Problem statement: Set the material down again exactly, line by line, skipping each picture.

[Supplied records — start]

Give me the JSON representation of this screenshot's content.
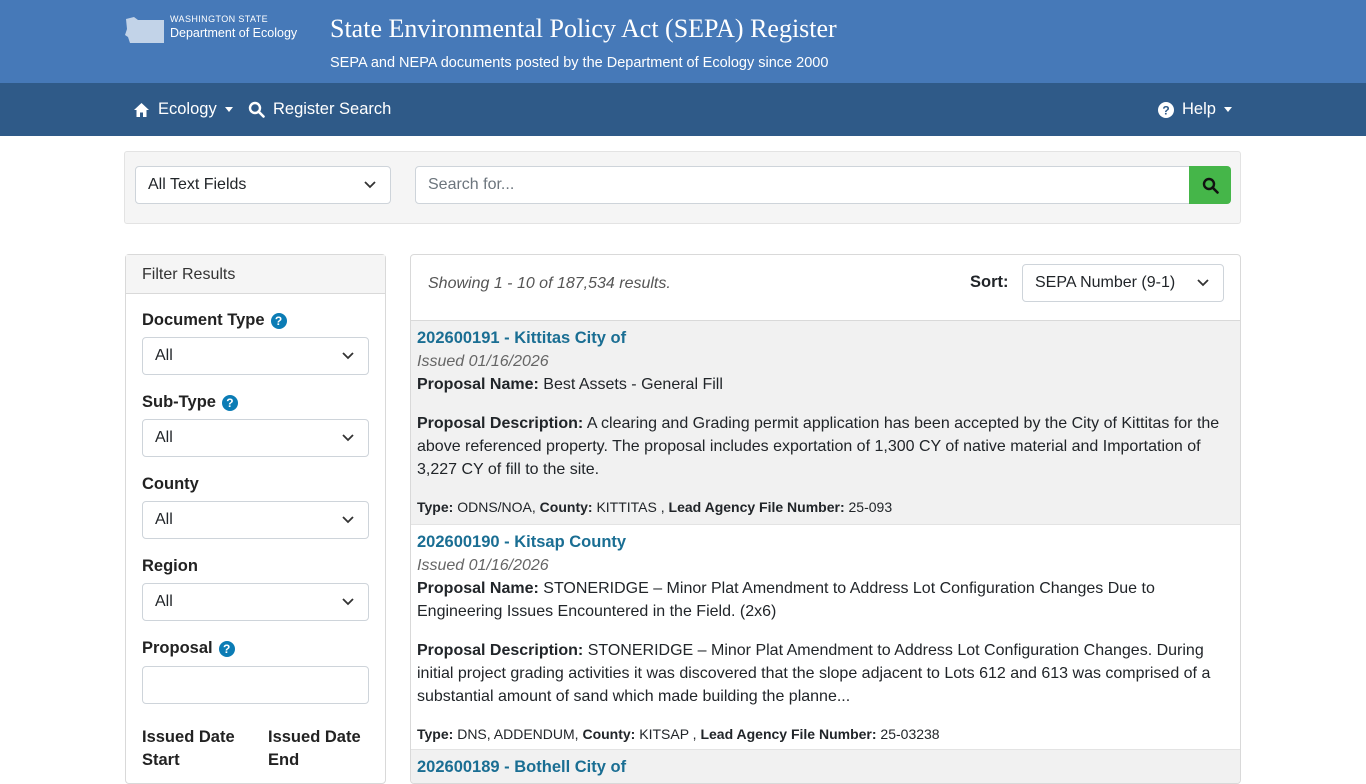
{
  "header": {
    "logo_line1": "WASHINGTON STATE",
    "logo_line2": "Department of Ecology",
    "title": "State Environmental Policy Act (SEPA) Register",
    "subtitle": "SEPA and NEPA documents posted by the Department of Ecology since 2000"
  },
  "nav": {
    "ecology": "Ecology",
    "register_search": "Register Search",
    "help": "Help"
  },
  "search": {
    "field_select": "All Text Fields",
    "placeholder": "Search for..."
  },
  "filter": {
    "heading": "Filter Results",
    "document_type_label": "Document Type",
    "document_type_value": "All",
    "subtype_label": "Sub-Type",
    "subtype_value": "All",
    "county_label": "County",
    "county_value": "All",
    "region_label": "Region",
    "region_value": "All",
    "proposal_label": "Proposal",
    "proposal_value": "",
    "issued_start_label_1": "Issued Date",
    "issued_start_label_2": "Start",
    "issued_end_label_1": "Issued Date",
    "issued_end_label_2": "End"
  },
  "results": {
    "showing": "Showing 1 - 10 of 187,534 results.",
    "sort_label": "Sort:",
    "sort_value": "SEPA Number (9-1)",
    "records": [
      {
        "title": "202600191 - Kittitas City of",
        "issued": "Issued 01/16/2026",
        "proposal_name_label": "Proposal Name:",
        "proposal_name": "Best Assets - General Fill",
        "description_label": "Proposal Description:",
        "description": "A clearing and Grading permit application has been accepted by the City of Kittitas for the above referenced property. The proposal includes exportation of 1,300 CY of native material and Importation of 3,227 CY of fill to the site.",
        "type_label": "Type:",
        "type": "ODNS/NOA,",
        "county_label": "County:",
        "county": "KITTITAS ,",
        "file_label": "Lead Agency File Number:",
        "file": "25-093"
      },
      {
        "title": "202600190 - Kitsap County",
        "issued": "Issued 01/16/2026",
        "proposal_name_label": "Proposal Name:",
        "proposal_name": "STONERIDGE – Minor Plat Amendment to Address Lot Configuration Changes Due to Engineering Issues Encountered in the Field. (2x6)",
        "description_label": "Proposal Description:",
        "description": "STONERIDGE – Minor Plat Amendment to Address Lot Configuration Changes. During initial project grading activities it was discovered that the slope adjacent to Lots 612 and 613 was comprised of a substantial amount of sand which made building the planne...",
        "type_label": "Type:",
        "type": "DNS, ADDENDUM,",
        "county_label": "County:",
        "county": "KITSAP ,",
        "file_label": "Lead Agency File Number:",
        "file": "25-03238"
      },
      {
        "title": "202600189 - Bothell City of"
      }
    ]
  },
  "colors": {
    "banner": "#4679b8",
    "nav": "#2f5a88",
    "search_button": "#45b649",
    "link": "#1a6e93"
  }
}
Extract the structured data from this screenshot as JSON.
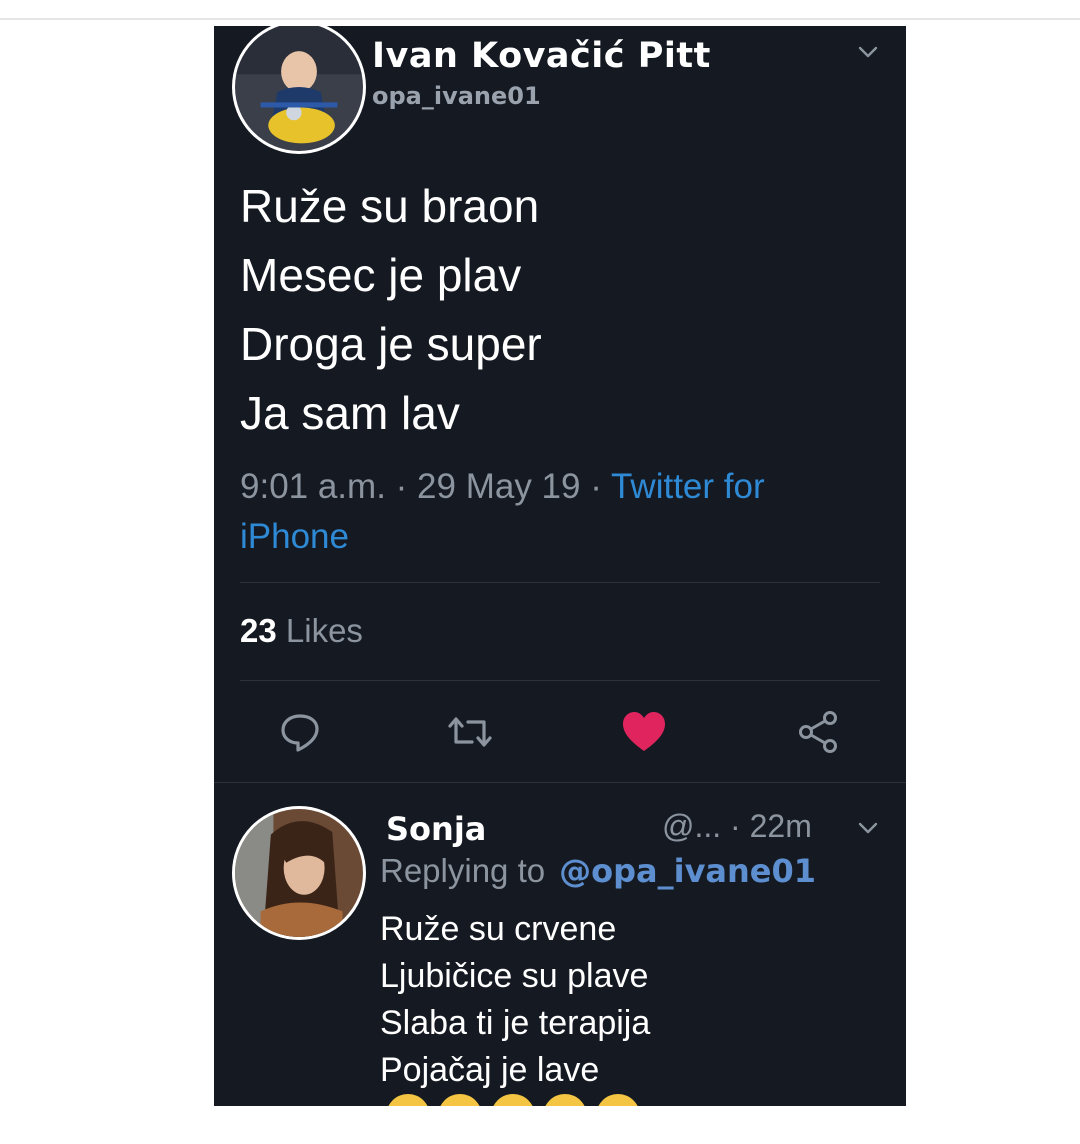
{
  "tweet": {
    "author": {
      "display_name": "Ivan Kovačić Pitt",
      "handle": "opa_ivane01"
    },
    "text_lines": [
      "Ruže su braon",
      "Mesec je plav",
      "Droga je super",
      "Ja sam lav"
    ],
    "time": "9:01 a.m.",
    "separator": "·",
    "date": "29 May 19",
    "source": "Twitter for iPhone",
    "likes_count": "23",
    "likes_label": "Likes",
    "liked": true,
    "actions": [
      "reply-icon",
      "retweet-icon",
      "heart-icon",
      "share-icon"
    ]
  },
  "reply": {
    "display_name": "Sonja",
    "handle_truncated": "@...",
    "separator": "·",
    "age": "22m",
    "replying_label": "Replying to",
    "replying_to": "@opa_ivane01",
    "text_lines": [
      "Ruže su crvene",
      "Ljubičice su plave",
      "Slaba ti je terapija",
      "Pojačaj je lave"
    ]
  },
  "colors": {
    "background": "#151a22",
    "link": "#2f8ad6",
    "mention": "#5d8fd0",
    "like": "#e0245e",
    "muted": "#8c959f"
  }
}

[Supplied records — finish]

Solution for this task:
Give me the JSON representation of this screenshot's content.
{
  "header": {
    "logo_line1": "WASHINGTON STATE",
    "logo_line2": "Department of Ecology",
    "title": "State Environmental Policy Act (SEPA) Register",
    "subtitle": "SEPA and NEPA documents posted by the Department of Ecology since 2000"
  },
  "nav": {
    "ecology": "Ecology",
    "register_search": "Register Search",
    "help": "Help"
  },
  "search": {
    "field_select": "All Text Fields",
    "placeholder": "Search for..."
  },
  "filter": {
    "heading": "Filter Results",
    "document_type_label": "Document Type",
    "document_type_value": "All",
    "subtype_label": "Sub-Type",
    "subtype_value": "All",
    "county_label": "County",
    "county_value": "All",
    "region_label": "Region",
    "region_value": "All",
    "proposal_label": "Proposal",
    "proposal_value": "",
    "issued_start_label_1": "Issued Date",
    "issued_start_label_2": "Start",
    "issued_end_label_1": "Issued Date",
    "issued_end_label_2": "End"
  },
  "results": {
    "showing": "Showing 1 - 10 of 187,534 results.",
    "sort_label": "Sort:",
    "sort_value": "SEPA Number (9-1)",
    "records": [
      {
        "title": "202600191 - Kittitas City of",
        "issued": "Issued 01/16/2026",
        "proposal_name_label": "Proposal Name:",
        "proposal_name": "Best Assets - General Fill",
        "description_label": "Proposal Description:",
        "description": "A clearing and Grading permit application has been accepted by the City of Kittitas for the above referenced property. The proposal includes exportation of 1,300 CY of native material and Importation of 3,227 CY of fill to the site.",
        "type_label": "Type:",
        "type": "ODNS/NOA,",
        "county_label": "County:",
        "county": "KITTITAS ,",
        "file_label": "Lead Agency File Number:",
        "file": "25-093"
      },
      {
        "title": "202600190 - Kitsap County",
        "issued": "Issued 01/16/2026",
        "proposal_name_label": "Proposal Name:",
        "proposal_name": "STONERIDGE – Minor Plat Amendment to Address Lot Configuration Changes Due to Engineering Issues Encountered in the Field. (2x6)",
        "description_label": "Proposal Description:",
        "description": "STONERIDGE – Minor Plat Amendment to Address Lot Configuration Changes. During initial project grading activities it was discovered that the slope adjacent to Lots 612 and 613 was comprised of a substantial amount of sand which made building the planne...",
        "type_label": "Type:",
        "type": "DNS, ADDENDUM,",
        "county_label": "County:",
        "county": "KITSAP ,",
        "file_label": "Lead Agency File Number:",
        "file": "25-03238"
      },
      {
        "title": "202600189 - Bothell City of"
      }
    ]
  },
  "colors": {
    "banner": "#4679b8",
    "nav": "#2f5a88",
    "search_button": "#45b649",
    "link": "#1a6e93"
  }
}
Extract the structured data from this screenshot as JSON.
{
  "tweet": {
    "author": {
      "display_name": "Ivan Kovačić Pitt",
      "handle": "opa_ivane01"
    },
    "text_lines": [
      "Ruže su braon",
      "Mesec je plav",
      "Droga je super",
      "Ja sam lav"
    ],
    "time": "9:01 a.m.",
    "separator": "·",
    "date": "29 May 19",
    "source": "Twitter for iPhone",
    "likes_count": "23",
    "likes_label": "Likes",
    "liked": true,
    "actions": [
      "reply-icon",
      "retweet-icon",
      "heart-icon",
      "share-icon"
    ]
  },
  "reply": {
    "display_name": "Sonja",
    "handle_truncated": "@...",
    "separator": "·",
    "age": "22m",
    "replying_label": "Replying to",
    "replying_to": "@opa_ivane01",
    "text_lines": [
      "Ruže su crvene",
      "Ljubičice su plave",
      "Slaba ti je terapija",
      "Pojačaj je lave"
    ]
  },
  "colors": {
    "background": "#151a22",
    "link": "#2f8ad6",
    "mention": "#5d8fd0",
    "like": "#e0245e",
    "muted": "#8c959f"
  }
}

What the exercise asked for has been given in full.